The Kensington Society blog

Why we support the Newcombe House plans

In December, the RBKC planning committee is expected to take a decision about the new planning application for the Newcombe House project in Notting Hill Gate. In spite of its 18-storey tower and hundreds of objections from individuals who hate the idea of a large tower block in the area, Kensington Society and three of the four established residents' associations in the area have decided to support the project. Why?

Council support for our police campaign

In early September, the Kensington & Chelsea council joined Kensington Society’s campaign to halt the erosion of police services in the name of austerity. At the same time, the campaign has grown. It now has its own website and and more than 2,000 have so far signed the 38 Degrees petition.

Beloved Notting Hill trattoria threatened

Da Maria, the little Neapolitan "trattoria" next door to the Gate Cinema in Notting Hill Gate, which has been run by the same family since 1980, is under threat. The owner of the property has applied for a merger of the cinema and the restaurant, in order to make the cinema foyer a little larger.

Public conference about holiday short lets in RBKC

On Wednesday 13 September, the council’s short term holiday lettings working group will hold a public conference in the Small Hall at Kensington Town Hall about the recent avalanche of holiday short-lets in London, and the effects this has had on neighbourhoods, housing and the hotel industry in the borough.
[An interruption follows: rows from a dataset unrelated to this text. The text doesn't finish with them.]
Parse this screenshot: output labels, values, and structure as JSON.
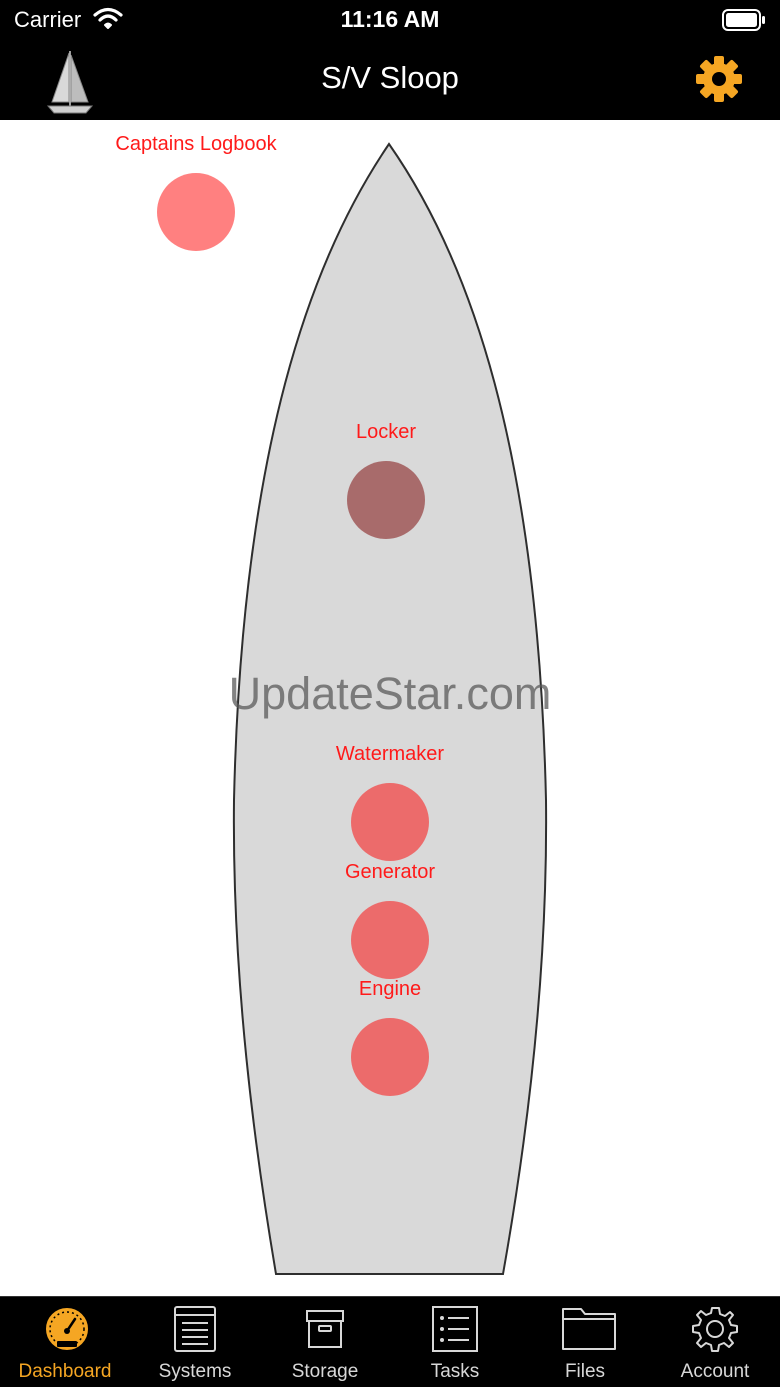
{
  "status_bar": {
    "carrier": "Carrier",
    "time": "11:16 AM"
  },
  "header": {
    "title": "S/V Sloop",
    "logo_icon": "sailboat-icon",
    "settings_icon": "gear-icon",
    "accent_color": "#f5a623"
  },
  "hotspots": [
    {
      "label": "Captains Logbook",
      "color": "#ff8080"
    },
    {
      "label": "Locker",
      "color": "#a86b6b"
    },
    {
      "label": "Watermaker",
      "color": "#ec6b6b"
    },
    {
      "label": "Generator",
      "color": "#ec6b6b"
    },
    {
      "label": "Engine",
      "color": "#ec6b6b"
    }
  ],
  "watermark": "UpdateStar.com",
  "tabs": [
    {
      "label": "Dashboard",
      "icon": "speedometer-icon",
      "active": true
    },
    {
      "label": "Systems",
      "icon": "list-document-icon",
      "active": false
    },
    {
      "label": "Storage",
      "icon": "archive-box-icon",
      "active": false
    },
    {
      "label": "Tasks",
      "icon": "checklist-icon",
      "active": false
    },
    {
      "label": "Files",
      "icon": "folder-icon",
      "active": false
    },
    {
      "label": "Account",
      "icon": "gear-outline-icon",
      "active": false
    }
  ]
}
In RBKC alone, some 8,000 homes are currently being let to tourists and business visitors.

Second meeting about police station closure

The Metropolitan Police invites all residents to a second face-to-face discussion with representatives for the local police force and the Mayor’s Office for Policing and Crime (MOPAC), about the proposed closure of Notting Hill police station. The meeting will be held at St John's Notting Hill Church, Landsdowne Crescent, on Wednesday 6 September at 7pm.

The week that was: 31 July - 6 August

During the seventh week after the Grenfell Tower fire, Elaine Elkington was appointed interim chief executive of KCTMO, the Treasury’s high interests rates to councils came under the spotlight, the second cladding combination test made a further 111 high-rise residential buildings officially unsafe, and the organisers of the Notting Hill Carnival announced their plans for honouring the Grenfell victims.

Public meeting about police station closure

The Metropolitan Police is inviting all residents to a face-to-face discussion with the borough commander for Kensington and Chelsea, Chief Superintendent Ellie O’Connor, and Chief Inspector Chris Mahaffey, about the proposed closure of Notting Hill police station. The meeting will be held at St John's Notting Hill Church, Landsdowne Crescent, on Tuesday 15 August at 1pm.

The week that was: 24 July - 30 July

During the sixth week after the Grenfell Tower disaster, Sajid Javid created the Grenfell recovery taskforce, which will check the council’s handling of the Grenfell disaster on behalf of the government, and the Metropolitan Police announced that there are reasonable grounds to suspect the council and the KCTMO of corporate manslaughter. It was also revealed that work to shroud the tower in a gigantic protective wrap will begin in the middle of August.

Notting Hill police station to be closed and sold

Notting Hill police station is to be closed and sold, unless an ongoing consultation about proposed cost cutting solutions for the Met results in a different solution. If it happens, Kensington police station will be the only police station in Kensington and Chelsea. A doubling of ward dedicated officers and better online services are to make up for the loss.

The week that was: 17 July - 23 July

The fifth full week after the Grenfell Tower disaster was dominated by the first full council meeting since the fire, where the agenda was pushed aside and residents from North Kensington were given a platform to vent their anger and demand changes to the council’s way of dealing with them. The council agreed to all motions put forward by the opposition and the new council leader promised radical change.

Elizabeth Campbell’s speech

At the first council meeting after the Grenfell disaster, the newly elected council leader Elizabeth Campbell pledged that the council would fundamentally change its culture and work much closer with community groups from now on. She announced that the council had secured 99 homes for the survivors from Grenfell Tower, and that they are trying to buy a further 20 that are for sale in North Kensington. She also promised that the future of the Grenfell Tower site will be decided together with the community.
We have the full speech.

An even more unbalanced cabinet

On Wednesday evening, Elizabeth Campbell, the new council leader, announced her cabinet. It has three fewer members than the previous and it is, unfortunately, even more unbalanced in favour of Chelsea and the southernmost parts of Kensington.
Although 80% of the borough's population lives in Kensington, 70% of the cabinet members represent Chelsea wards, and there is only one cabinet member north of Old Brompton Road.